The School Complaints Unit will check if the school has followed its policies and any other relevant policies as well as its legal obligations. The School Complaints Unit will not consider the subject matter of the complaint as such. The following are examples of when the Department for Education will consider complaints:
- The school or Local Authority has failed to make adequate arrangements to safeguard and promote the welfare of a child under (section 175 Education Act 2002).
- The Governing Body or Local Authority has acted unreasonably with respect to the exercise of any power or the performance of any duty imposed by the Education Act 1996 (section 496 Education Act 1996).
- The Governing Body or Local Authority has failed to discharge any duty imposed on them by or for the purposes of the Education Act 1996 (section 497 Education Act 1996).
- The Local Authority has failed to perform to an adequate standard and function conferred on it in its capacity as a local authority (section 497 Education Act 1996).
The School Complaints Unit can report any breaches of policy or legislation to the school and direct for remedial action. If a school fails to do this, the Secretary of State for Education can issue a formal Direction to the school.
Can I make a complaint to OFSTED?
Ofsted can hear complaints about problems which affect the whole school, after you have exhausted the internal complaints procedure – for example, the quality of education, poor management or leadership or neglect of a group of pupil’s personal development and well-being. The government has issued guidance for parents and carers on Complaints to Ofsted about schools.
Ofsted will not investigate cases about:
- individual pupils;
- admission procedures;
- lawful exclusions;
- education for children with SEN;
- religious education;
- temporary changes to the curriculum;
- how a school has investigated or responded to a complaint;
- independent schools;
- colleges for 16-18 year olds.
Ofsted should respond to your complaint within 30 working days.
Can I take legal action against a school?
You may be able to take legal action against the school your child attends.
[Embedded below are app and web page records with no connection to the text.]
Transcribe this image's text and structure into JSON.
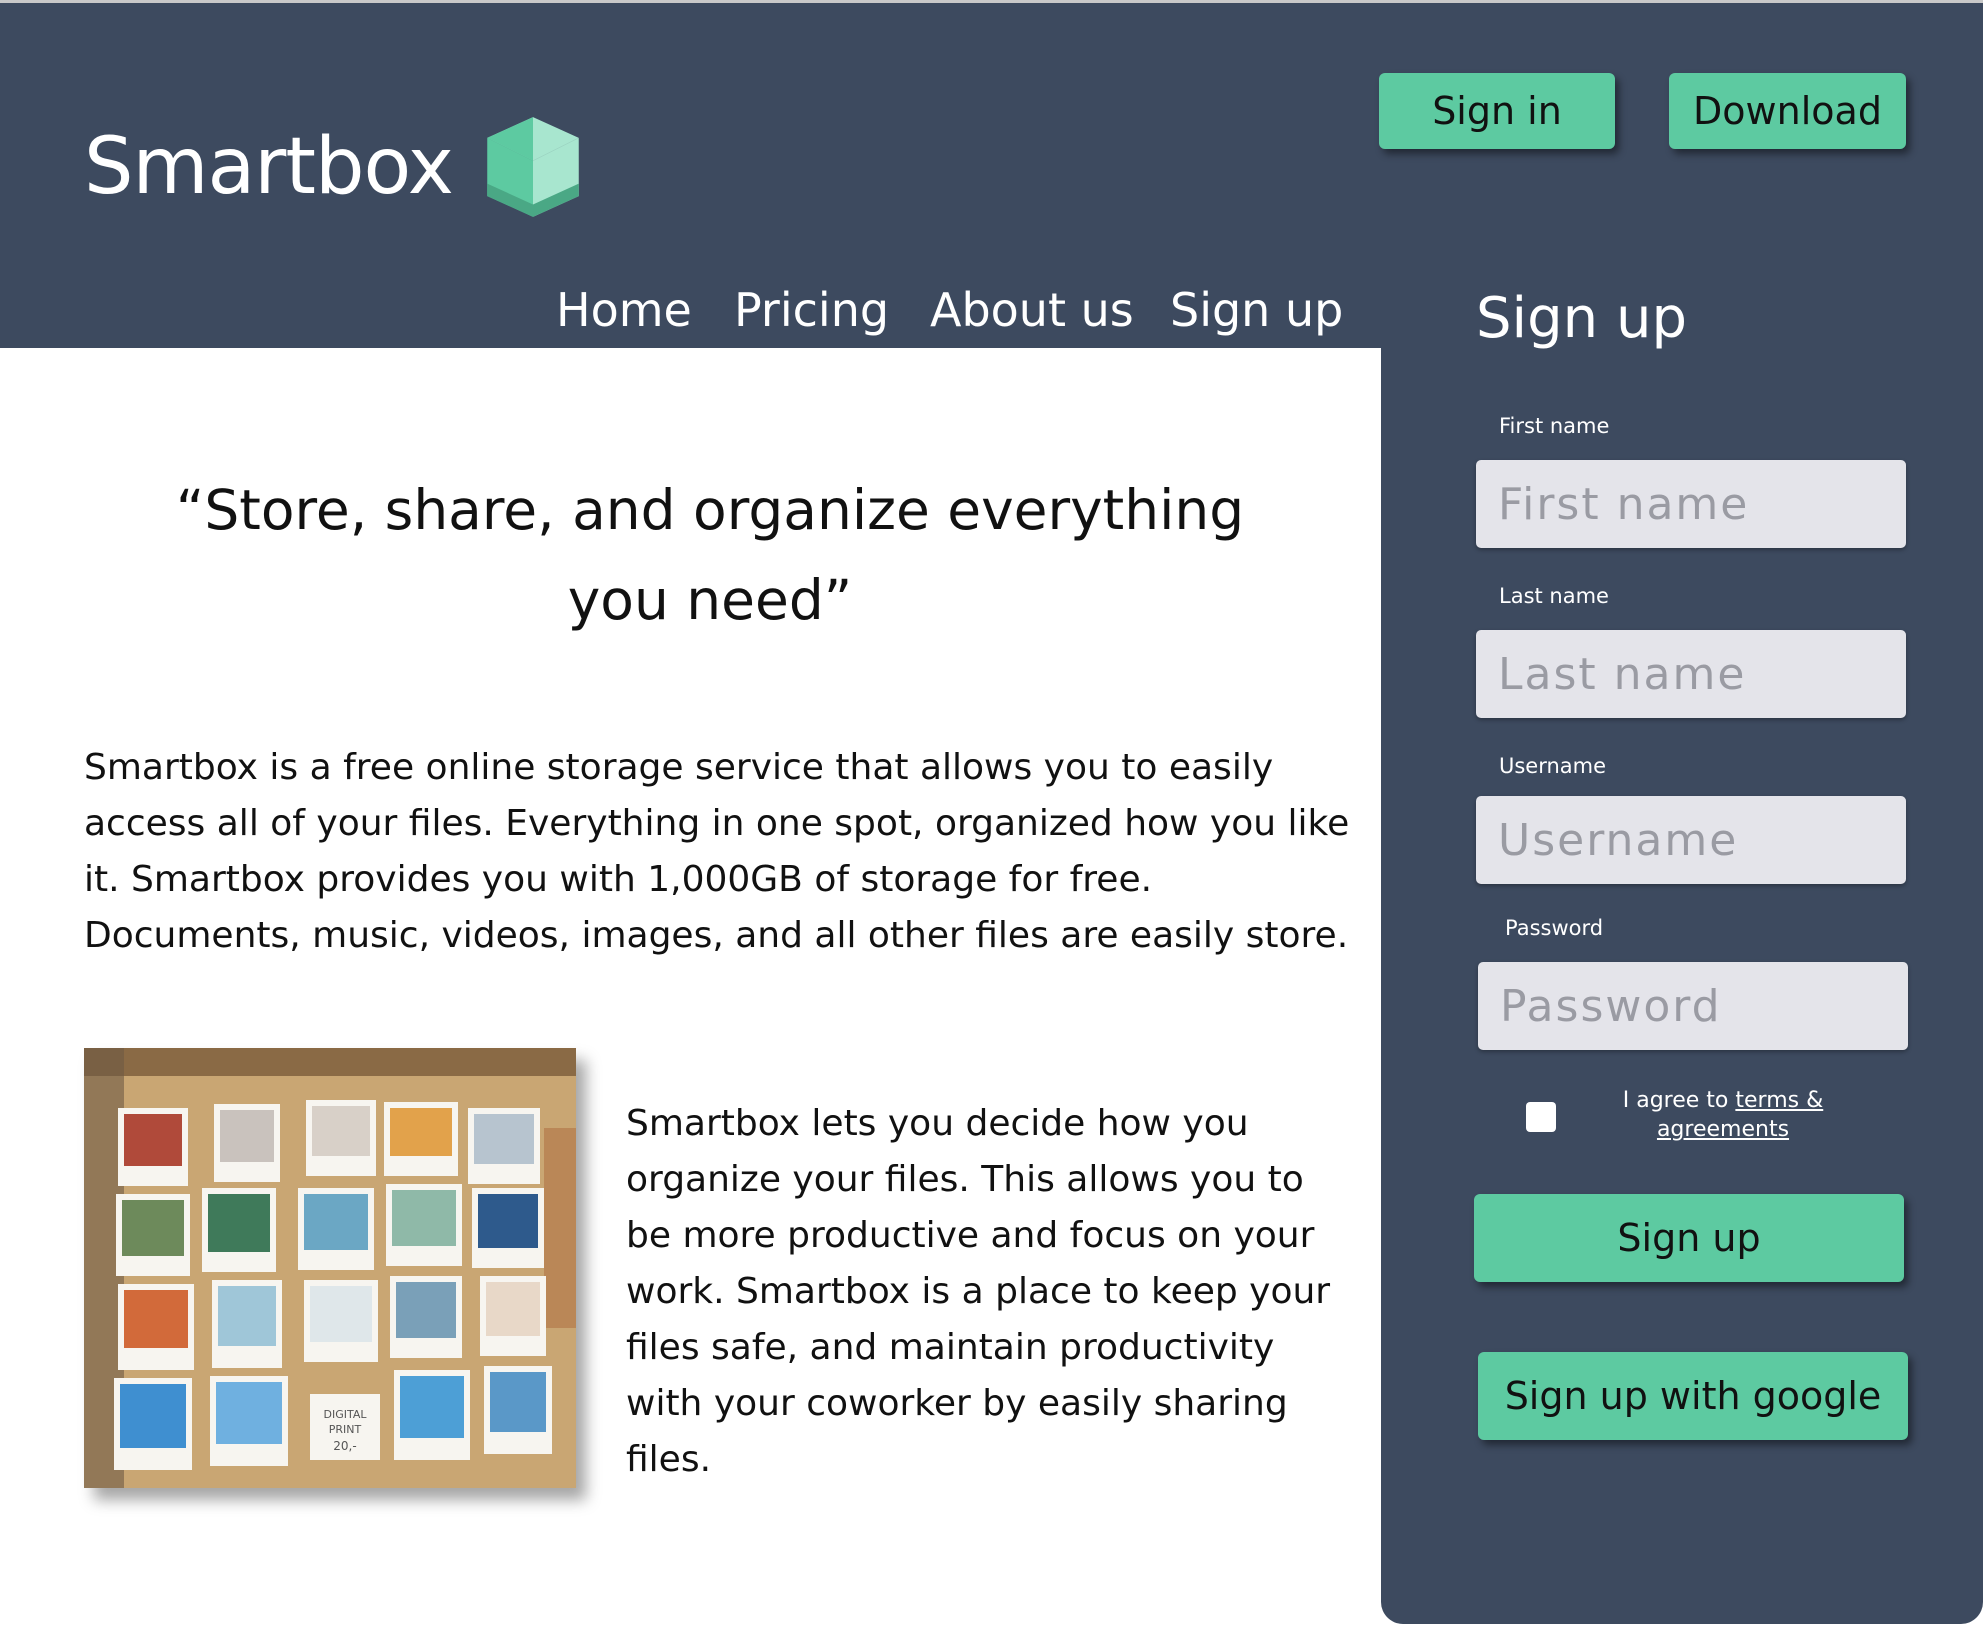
{
  "header": {
    "logo_text": "Smartbox",
    "logo_icon": "cube-icon",
    "sign_in_label": "Sign in",
    "download_label": "Download",
    "nav": [
      {
        "label": "Home"
      },
      {
        "label": "Pricing"
      },
      {
        "label": "About us"
      },
      {
        "label": "Sign up"
      }
    ]
  },
  "main": {
    "quote": "“Store, share, and organize everything you need”",
    "paragraph1": "Smartbox is a free online storage service that allows you to easily access all of your files. Everything in one spot, organized how you like it. Smartbox provides you with 1,000GB of storage for free. Documents, music, videos, images, and all other files are easily store.",
    "paragraph2": "Smartbox lets you decide how you organize your files. This allows you to be more productive and focus on your work. Smartbox is a place to keep your files safe, and maintain productivity with your coworker by easily sharing files.",
    "photo": {
      "print_label_line1": "DIGITAL",
      "print_label_line2": "PRINT",
      "print_label_line3": "20,-"
    }
  },
  "signup": {
    "title": "Sign up",
    "fields": [
      {
        "label": "First name",
        "placeholder": "First name"
      },
      {
        "label": "Last name",
        "placeholder": "Last name"
      },
      {
        "label": "Username",
        "placeholder": "Username"
      },
      {
        "label": "Password",
        "placeholder": "Password"
      }
    ],
    "agree_prefix": "I agree to ",
    "agree_link": "terms & agreements",
    "signup_button": "Sign up",
    "google_button": "Sign up with google"
  },
  "colors": {
    "header_bg": "#3d4a5f",
    "accent": "#5dcaa1",
    "input_bg": "#e4e4ea"
  }
}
You could instruct a solicitor specialising in Education to write a letter of complaint. This may not be the best course of action as could affect the relationship between you and the school. There is no longer any Legal Aid available for complaint cases.
You may be able to judicially review a school decision if you feel this decision is unreasonable or unlawful. The court will check the actions or decision of the school and can require them to reconsider. You can only judicially review the decision of a state funded school (decisions of independent schools cannot be challenged in this way).
Examples of decisions that could be judicially reviewed are:
- unlawful exclusions from school;
- failure to provide the support in a child’s Statement of Special Educational Needs;
- removal from the school roll; or
- withdrawal of a place offered at the school without justification.
You would need to seek legal advice to take such action. To find a solicitor who specialises in education if you are eligible for legal aid please contact Civil Legal Advice on 0345 345 4345. Otherwise, please visit the Law Society website for solicitors who are available in your local area.
If you have concerns about the way the school treated your child, it may also be possible to bring an ‘educational negligence’ case for your child. This must be brought before your child reaches 21 years of age.
To establish educational negligence, you would need to prove the following:
- that the school / Local Authority owe your child a duty of care;
- that the school / Local Authority have breached this duty;
- that the child has suffered identifiable loss/damage due to this breach.
You would need proof to demonstrate that the duty of care had been breached and that your child has suffered loss. To bring a case for educational negligence, it would be advisable to seek legal advice from an educational negligence specialist.